Yonghua Han, Tao Zhang, Paradee Thammapichai, Yiqun Weng, Jiming Jiang
Genetics 2015 v.200 no.3 pp. 771-779
Cucumis hystrix, Cucumis sativus, bioinformatics, biotin, chromosome mapping, chromosomes, cucumbers, digoxigenin, fluorescence in situ hybridization, genome, hybrids, meiosis, oligonucleotides, wild relatives

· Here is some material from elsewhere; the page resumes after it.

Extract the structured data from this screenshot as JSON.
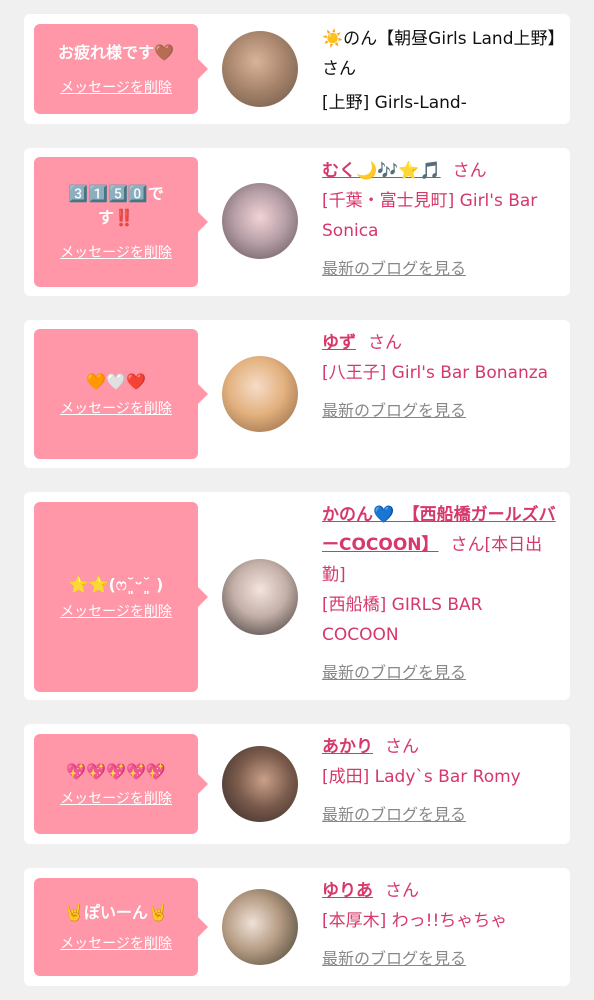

Chromosome-specific painting is a powerful technique in molecular cytogenetic and genome research. We developed an oligonucleotide (oligo)-based chromosome painting technique in cucumber (Cucumis sativus) that will be applicable in any plant species with a sequenced genome. Oligos specific to a single chromosome of cucumber were identified using a newly developed bioinformatic pipeline and then massively synthesized de novo in parallel. The synthesized oligos were amplified and labeled with biotin or digoxigenin for use in fluorescence in situ hybridization. We developed three different probes with each containing 23,000-27,000 oligos. These probes hybridized specifically to a single cucumber chromosome and were used to paint homoeologous chromosomes in other Cucumis species which have diverged from cucumber for up to 12 million years. The bulked oligo probes can be used to effectively paint and track a single chromosome in early meiosis and were used to precisely map the pairing of a single pair of homoeologous chromosomes in a hybrid between cucumber and its wild relative Cucumis hystrix.